What is the ruling on dealing in bonds that produce fixed returns?
Praise be to Allaah.
A bond is a certificate which, according to its terms, obliges the issuer to pay the bearer the face value plus the agreed amount of interest when it reaches maturity, or to pay other benefits, such as prizes awarded by drawing lots, or payment of a fixed amount, or any discaunt.
The Islamic Fiqh Council has researched the matter of dealing in bonds and issued the following statement:
Bonds which represent a commitment to pay the face value plus interest, or conditional benefits, are haraam according to sharee’ah, whether one is buying, selling or handling them, because they are considered to be interest-based loans. This applies whether they are issued by private companies or by public bodies run by the state. The fact that they are forbidden is not affected by giving them other names such as “certificates”, “investment documents” or “savings”, or calling the interest “profit”, “commission” or “returns”.

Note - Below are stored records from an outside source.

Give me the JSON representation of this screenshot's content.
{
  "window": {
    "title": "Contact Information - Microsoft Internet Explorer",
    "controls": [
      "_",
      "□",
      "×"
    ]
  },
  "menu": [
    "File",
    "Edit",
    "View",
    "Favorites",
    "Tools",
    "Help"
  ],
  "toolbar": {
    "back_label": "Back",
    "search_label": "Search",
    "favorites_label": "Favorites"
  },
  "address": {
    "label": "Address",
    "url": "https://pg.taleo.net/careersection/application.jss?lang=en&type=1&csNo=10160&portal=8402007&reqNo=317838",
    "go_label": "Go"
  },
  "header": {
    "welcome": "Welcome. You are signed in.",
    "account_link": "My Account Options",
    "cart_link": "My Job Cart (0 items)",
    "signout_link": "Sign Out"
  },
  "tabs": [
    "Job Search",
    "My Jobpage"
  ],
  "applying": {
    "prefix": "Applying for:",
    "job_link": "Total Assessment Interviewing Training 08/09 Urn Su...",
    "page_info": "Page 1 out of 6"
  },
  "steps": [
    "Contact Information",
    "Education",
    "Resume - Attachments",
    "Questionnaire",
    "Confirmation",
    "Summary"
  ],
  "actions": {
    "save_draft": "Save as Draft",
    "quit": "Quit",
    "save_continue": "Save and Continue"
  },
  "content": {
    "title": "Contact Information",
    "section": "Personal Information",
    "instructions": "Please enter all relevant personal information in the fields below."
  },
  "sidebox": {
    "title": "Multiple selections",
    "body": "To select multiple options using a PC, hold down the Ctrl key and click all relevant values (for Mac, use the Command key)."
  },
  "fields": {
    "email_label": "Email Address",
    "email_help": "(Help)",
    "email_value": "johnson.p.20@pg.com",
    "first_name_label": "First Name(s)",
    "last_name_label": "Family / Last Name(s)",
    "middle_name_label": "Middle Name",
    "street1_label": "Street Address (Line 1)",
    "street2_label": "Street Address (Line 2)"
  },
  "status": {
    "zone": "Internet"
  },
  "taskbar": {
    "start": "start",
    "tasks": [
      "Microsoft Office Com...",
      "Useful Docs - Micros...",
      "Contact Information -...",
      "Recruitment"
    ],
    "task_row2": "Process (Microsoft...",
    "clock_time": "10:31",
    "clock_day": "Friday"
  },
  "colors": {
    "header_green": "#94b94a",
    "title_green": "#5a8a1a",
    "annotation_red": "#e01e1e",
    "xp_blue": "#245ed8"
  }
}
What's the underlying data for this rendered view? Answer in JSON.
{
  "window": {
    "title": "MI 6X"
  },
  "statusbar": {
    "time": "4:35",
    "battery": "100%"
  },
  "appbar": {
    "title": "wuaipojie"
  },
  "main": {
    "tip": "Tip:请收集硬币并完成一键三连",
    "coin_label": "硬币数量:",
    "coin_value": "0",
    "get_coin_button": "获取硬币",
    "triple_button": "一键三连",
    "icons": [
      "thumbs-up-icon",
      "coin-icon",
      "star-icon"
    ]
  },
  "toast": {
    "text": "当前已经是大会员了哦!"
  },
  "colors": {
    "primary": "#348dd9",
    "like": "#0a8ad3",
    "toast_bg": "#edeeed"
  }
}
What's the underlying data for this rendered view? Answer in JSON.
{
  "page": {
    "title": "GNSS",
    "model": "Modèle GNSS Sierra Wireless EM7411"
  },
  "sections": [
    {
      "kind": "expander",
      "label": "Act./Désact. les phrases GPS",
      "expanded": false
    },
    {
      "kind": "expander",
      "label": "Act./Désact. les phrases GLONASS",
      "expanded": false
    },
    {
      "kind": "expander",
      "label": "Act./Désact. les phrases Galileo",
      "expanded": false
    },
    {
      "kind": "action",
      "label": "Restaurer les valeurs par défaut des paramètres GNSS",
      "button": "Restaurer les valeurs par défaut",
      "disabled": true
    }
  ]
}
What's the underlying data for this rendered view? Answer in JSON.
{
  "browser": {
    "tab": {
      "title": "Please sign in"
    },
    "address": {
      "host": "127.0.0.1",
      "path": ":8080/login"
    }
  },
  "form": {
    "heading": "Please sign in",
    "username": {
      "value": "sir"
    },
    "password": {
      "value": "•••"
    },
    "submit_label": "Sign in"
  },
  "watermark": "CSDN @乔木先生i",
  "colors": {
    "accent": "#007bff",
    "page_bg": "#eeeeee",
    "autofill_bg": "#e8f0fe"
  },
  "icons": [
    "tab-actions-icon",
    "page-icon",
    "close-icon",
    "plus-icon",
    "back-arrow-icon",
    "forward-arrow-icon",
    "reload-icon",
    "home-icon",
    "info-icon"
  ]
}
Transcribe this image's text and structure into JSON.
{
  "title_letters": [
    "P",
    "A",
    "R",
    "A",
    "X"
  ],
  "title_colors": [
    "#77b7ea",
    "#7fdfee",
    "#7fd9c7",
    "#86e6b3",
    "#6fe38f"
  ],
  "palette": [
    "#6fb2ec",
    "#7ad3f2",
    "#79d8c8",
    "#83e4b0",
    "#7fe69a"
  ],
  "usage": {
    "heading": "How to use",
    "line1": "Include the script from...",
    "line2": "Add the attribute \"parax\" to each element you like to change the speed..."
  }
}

Also forbidden are bonds that offer prizes, because these are loans made on the condition that the benefits or increase will go to the group loaning the money, or to one of them, who is not specified at the time of investment, in addition to the fact that this is based on the idea of gambling.
Another kind of forbidden bonds, which it is haraam to buy, sell or handle, is bonds or documents based on bidding for a specific project or activity from which the owners will not benefit in any definite way, but will only receive a share of the profits according to the number of bonds or documents that they own, and they will only receive this profit if the project is actually carried out.
And Allaah knows best.
Majma’ al-Fiqh al-Islami, p. 126